Grouping all the one and two page stories together near the front is a mistake. They’d have been better spread between the other material, as that brief a spotlight on a wrestler enables very little, and all five have the feel of contractual obligation about them. It’s as if WWE demand the full spread of their staff is featured somewhere, and if a wrestler doesn’t appear alongside a headliner, they’ve been allocated a short. These almost all follow the same pattern of a first person narrative emphasising how determined the wrestler is to be the best, and the obstacles already overcome. If the writer really lacks imagination, that’s also the template they follow when allocated more pages.

In too many of the ten page stories there’s little effort made to properly introduce the wrestlers of the past. If you only picked up on WWE when Macho Man Randy Savage was long gone, an illustrated version of his 1987 Wrestlemania bout from Lan Pitts and Jake Elphick (sample art left) isn’t going to resonate. Neither is Kevin Panetta and Dominike “Domo” Stanton’s ‘3 Faces of Foley’, which is actually a clever idea. It gathers the three most prominent identities under which Mick Foley wrestled to compare notes, but never actually explains the conceit. One story devotes ten pages to Stephanie McMahon contemplating which outfit she should wear to exude maximum power. Is this really what the WWE audience want to read?

It’s only a few strips that stand out, strangely all toward the end and by creators not involved with the earlier material. ‘A Show of Hart’ by Michael Kingston and Michel Mulipola runs through the career of Bret Hart, although conniving manager Jimmy Hart (no relation) might have been explained better.
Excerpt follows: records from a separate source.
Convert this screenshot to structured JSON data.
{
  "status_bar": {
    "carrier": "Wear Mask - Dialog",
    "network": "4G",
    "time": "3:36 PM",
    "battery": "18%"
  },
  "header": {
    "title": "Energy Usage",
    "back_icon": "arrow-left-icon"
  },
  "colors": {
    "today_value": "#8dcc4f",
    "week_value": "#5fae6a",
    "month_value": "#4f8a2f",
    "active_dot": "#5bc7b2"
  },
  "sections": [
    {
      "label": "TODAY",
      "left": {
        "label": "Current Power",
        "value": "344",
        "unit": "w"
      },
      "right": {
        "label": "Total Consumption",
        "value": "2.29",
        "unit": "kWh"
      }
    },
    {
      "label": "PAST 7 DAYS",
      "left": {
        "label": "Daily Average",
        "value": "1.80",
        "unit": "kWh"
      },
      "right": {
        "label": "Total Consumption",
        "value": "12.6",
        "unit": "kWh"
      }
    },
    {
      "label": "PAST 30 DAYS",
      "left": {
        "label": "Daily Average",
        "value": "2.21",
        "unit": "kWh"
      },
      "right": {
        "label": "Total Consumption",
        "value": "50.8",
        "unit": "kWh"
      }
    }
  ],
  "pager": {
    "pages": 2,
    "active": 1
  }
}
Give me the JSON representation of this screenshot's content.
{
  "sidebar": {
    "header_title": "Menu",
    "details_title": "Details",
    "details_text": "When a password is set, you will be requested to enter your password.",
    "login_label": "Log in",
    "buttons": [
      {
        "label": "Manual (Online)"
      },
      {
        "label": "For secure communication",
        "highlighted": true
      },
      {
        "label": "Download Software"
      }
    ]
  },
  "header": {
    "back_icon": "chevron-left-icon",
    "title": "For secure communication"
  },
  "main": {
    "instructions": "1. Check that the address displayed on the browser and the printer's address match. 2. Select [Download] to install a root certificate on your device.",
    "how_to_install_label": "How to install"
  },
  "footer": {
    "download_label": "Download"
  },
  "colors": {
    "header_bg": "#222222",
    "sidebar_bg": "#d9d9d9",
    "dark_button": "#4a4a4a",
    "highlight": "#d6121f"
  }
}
Brett Schoonover (sample right) both writes and draws the collection’s comedy highlight as Bobby ‘The Brain’ Heenan kidnaps Davey Boy Smith’s mascot, and Derek Fridolfs also uses Heenan getting his come-uppance, this time against Junkyard Dog.

Such is the overall lack of inspiration, it’s only these final few stories that manage to raise the ranking to two stars. Let’s hope for better from Volume Four.